  11. madhaha says:

    A very interesting game. The general idea is definately one of resource management. Too many buildings and you’ll run out of power. Too much power and your relay nodes start to overheat(!) Building, reloading, upgrading and firing takes energy so suddenly upgrading all your turrets can cripple your base as your run out of power. Lasers can link up to increase their power but each one only adds 50% more damage so you’re actually losing DPS for each one you link up but you gain range. Do you want one monolithic obilisk of light style setup or lots of little lasers? What happens when the type of enemies change? Of course each laser still needs to be recharged with energy. You can also use your relay nodes as bombs by overcharging them.

    Normal mode is pretty much like an arcade game, putting you under constant increasing threat and forcing you to balance mining with defence. Wave mode is more like the turret defence games letting you strip mine the level, then prepare your defences but you’re racing the clock for a high score.

    £12.50 worth of game for extra levels and modes? I think its worth it.

  12. Frosty840 says:

    Meh. Tried the demo and wrote a rant. Then I decided that the rant boiled down to “I didn’t like it, but I’m sure people will disagree”.

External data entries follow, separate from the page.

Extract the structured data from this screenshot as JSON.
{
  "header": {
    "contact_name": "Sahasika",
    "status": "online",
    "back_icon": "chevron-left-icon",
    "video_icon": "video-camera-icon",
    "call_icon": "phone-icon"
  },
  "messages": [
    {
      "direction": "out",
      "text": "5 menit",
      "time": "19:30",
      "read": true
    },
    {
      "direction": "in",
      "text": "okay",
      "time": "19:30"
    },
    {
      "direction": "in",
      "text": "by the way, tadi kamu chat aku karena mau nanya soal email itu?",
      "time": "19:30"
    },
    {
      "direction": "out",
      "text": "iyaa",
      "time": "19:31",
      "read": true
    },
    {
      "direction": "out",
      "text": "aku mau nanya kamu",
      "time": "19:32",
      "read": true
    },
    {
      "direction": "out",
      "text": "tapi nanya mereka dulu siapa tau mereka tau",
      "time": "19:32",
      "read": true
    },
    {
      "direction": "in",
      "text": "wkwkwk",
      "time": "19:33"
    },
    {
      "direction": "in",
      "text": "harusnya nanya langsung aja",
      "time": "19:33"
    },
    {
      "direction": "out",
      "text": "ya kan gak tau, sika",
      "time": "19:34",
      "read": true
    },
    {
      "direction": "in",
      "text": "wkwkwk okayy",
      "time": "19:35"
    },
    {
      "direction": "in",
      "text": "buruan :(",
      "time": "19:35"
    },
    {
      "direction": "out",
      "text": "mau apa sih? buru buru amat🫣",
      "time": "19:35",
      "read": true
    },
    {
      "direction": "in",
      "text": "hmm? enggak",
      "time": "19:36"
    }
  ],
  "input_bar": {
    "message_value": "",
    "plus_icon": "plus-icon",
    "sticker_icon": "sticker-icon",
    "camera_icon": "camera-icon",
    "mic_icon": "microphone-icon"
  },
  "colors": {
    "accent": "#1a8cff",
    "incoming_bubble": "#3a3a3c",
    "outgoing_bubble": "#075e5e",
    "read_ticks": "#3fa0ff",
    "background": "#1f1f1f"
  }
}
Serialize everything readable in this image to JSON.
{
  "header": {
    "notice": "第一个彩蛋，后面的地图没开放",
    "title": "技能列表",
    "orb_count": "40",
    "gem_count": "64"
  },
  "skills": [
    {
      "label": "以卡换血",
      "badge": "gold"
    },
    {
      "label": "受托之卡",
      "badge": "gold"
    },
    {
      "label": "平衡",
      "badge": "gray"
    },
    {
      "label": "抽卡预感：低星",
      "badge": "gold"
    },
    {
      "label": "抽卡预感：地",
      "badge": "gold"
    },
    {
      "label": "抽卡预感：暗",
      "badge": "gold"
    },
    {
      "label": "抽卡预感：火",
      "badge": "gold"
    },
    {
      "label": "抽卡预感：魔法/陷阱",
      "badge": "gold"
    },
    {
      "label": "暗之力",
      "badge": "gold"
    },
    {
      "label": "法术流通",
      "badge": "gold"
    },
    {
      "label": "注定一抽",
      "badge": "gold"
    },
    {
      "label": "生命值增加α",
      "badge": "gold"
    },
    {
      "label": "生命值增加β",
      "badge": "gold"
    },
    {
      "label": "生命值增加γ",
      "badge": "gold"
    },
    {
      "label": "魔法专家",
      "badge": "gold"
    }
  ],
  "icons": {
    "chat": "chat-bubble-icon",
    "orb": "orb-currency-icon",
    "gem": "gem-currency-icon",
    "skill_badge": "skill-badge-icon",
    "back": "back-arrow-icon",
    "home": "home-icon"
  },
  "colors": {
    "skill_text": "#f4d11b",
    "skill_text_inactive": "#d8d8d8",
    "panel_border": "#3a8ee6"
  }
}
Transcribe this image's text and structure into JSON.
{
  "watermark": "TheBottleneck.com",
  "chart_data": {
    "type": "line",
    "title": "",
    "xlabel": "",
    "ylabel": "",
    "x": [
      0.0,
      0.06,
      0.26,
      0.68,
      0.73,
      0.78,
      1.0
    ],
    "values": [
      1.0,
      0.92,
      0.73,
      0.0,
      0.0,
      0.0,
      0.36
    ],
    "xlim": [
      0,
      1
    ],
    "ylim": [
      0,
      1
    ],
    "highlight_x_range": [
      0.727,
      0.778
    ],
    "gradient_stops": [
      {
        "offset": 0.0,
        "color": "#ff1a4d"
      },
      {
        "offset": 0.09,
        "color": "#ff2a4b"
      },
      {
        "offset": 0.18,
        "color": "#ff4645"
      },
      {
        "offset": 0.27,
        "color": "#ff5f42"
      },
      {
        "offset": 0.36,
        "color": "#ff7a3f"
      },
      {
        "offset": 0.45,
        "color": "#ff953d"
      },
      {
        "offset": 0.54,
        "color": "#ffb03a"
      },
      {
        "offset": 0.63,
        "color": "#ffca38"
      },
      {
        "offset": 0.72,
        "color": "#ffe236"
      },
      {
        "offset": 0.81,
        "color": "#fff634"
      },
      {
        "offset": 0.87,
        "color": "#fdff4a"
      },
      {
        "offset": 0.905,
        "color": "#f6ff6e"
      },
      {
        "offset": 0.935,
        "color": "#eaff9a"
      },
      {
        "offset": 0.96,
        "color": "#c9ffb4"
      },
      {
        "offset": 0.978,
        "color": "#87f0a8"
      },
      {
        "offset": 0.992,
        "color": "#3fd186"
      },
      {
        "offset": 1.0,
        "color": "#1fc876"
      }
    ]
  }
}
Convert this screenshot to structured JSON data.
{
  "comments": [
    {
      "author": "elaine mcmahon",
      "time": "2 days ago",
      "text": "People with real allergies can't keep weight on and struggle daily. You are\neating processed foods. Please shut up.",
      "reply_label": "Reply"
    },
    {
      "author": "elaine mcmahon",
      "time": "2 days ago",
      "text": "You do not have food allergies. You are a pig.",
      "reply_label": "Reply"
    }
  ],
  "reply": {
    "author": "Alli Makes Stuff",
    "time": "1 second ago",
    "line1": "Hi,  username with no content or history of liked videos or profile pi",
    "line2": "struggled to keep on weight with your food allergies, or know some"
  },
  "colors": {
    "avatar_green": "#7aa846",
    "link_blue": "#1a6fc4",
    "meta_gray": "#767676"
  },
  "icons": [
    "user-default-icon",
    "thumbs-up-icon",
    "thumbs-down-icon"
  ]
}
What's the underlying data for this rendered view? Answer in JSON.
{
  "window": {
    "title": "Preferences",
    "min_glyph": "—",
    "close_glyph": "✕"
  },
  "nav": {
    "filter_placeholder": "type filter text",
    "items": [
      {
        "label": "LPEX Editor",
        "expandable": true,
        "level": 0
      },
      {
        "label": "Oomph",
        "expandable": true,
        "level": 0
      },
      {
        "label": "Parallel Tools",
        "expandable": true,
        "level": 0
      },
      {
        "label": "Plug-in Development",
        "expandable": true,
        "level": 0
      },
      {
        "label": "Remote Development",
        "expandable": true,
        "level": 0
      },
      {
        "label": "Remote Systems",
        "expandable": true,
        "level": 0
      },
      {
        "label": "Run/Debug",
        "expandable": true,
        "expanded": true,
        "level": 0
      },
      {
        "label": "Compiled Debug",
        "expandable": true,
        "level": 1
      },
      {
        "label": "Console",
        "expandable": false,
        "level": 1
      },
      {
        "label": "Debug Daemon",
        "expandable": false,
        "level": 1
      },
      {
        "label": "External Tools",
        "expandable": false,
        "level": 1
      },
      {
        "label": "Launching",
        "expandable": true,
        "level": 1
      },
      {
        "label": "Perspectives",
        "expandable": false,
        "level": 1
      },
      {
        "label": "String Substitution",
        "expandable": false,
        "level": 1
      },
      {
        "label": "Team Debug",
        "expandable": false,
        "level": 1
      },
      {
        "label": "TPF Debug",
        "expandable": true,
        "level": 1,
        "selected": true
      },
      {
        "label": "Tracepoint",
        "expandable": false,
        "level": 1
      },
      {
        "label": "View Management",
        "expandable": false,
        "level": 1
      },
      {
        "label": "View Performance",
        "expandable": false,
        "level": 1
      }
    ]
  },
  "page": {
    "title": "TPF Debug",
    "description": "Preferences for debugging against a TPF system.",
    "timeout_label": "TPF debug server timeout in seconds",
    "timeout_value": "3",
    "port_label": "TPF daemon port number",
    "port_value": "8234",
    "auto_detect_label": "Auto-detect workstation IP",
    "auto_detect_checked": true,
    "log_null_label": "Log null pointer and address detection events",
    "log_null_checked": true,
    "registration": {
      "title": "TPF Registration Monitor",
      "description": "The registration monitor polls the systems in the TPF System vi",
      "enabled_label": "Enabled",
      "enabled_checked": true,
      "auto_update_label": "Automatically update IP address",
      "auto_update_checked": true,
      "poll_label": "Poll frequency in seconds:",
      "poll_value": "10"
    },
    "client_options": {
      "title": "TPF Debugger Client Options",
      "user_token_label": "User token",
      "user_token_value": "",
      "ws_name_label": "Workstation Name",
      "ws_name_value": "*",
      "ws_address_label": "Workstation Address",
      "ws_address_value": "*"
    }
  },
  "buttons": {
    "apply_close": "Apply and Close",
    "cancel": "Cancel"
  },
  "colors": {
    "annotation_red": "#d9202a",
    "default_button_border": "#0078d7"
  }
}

    Personally, I think it’s not bad for a flash game.
    For an actual paid-for bit of software, it’s not good, the mechanics of both the enemy spawning, and the power management encourages tower-spamming over thougtful placement, and there are better flash-based tower defenses out there, if you ask me.